Aura said Nairobi and Mt Kenya regions will remain sunny with partly cloudy skies at night.
The coast will also be sunny but some areas might receive rains this weekend.
“Strong north-easterly to south-easterly winds with speeds exceeding 25 knots are expected over some parts of the coast, the southeastern lowlands, northeastern and northwestern Kenya,” she said.
In its month-long forecast for January, the met department had said some parts of the country would experience occasional rainfall during the first and second weeks of January.
The department said despite the rains, la niña conditions are still present and this usually results in below-average rainfall over Kenya.
Aura said January being a typically dry month will be suitable for harvesting, drying and storage of grains in the agricultural areas of southeastern and highlands east of the Rift Valley.
On water resources management and energy, Aura said the expected dry conditions may impact negatively on the major river catchment areas for the country’s hydroelectric power generating dams.
She advised the public to invest in water harvesting practices to harness the occasional rainwater.
The rains experienced this week were disastrous in some areas, killing over 1,500 sheep and goats on Monday in Marsabit.
Jonah Mohammed, a resident, told the Star that rains started at 3pm and caused massive destruction.
"They pounded until 8am on Tuesday. We confirmed 1,500 sheep and goats were lost as a result," Mohammed said on phone.
He said residents told them more livestock died in floods in the Huri hills.
"Those who lost their livestock are hopeless. They do not know what to do next," Joseph Guyo said.
Godana Guyo, 34, from Baldesa said he lost 120 sheep and goats in Huri hills.
“I had 215 sheep and goats,” the father of two said.
Guyo said he depends on livestock.
According to Famine Early Warning Systems Network global weather hazards summary report, heavy rainfall was observed in eastern Kenya and southern Somalia towards the end of December 2021.
“Over the past 14 days, increased rainfall was reported in eastern Kenya and southern Somalia which led to flooding in Kitui county.
"Over the past 30 days, below average rainfall was experienced throughout the region.

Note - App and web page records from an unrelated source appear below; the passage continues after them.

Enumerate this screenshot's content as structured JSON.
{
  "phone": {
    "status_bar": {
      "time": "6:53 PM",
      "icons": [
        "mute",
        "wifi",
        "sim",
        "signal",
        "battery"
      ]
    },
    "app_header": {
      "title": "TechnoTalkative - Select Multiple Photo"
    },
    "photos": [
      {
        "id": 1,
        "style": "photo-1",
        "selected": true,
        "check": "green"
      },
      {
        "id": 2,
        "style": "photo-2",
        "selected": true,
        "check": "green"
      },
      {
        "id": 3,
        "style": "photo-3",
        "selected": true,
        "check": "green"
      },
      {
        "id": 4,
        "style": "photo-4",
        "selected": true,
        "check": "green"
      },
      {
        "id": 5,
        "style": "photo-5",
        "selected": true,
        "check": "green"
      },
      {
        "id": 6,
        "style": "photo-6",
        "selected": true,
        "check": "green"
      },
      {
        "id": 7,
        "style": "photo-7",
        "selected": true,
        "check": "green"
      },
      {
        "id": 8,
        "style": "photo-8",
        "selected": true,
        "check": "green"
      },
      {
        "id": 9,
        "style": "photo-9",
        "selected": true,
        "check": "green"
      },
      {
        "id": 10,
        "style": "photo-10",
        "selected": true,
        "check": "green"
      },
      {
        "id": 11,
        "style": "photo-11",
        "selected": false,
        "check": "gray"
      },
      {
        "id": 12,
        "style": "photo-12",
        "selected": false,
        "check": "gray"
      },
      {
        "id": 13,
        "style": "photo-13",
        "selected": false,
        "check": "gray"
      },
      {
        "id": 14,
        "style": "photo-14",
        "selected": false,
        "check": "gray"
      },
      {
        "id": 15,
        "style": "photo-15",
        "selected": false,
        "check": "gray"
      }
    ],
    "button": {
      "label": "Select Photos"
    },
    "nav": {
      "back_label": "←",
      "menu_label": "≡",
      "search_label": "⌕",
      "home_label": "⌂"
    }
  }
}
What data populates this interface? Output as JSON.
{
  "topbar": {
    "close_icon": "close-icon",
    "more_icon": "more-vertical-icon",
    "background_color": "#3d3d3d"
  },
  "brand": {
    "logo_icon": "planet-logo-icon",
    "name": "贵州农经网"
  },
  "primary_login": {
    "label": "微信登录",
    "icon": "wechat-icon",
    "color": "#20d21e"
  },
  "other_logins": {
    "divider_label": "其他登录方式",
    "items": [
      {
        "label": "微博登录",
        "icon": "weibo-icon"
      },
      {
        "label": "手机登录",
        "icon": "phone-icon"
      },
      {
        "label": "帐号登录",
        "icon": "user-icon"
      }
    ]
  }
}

"Over the past 60 days, below-average rainfall persisted over southern Ethiopia, Kenya and Somalia. This lack of rainfall led to dry conditions across the Horn of Africa,” the early warning report said.
(Edited by Bilha Makokha)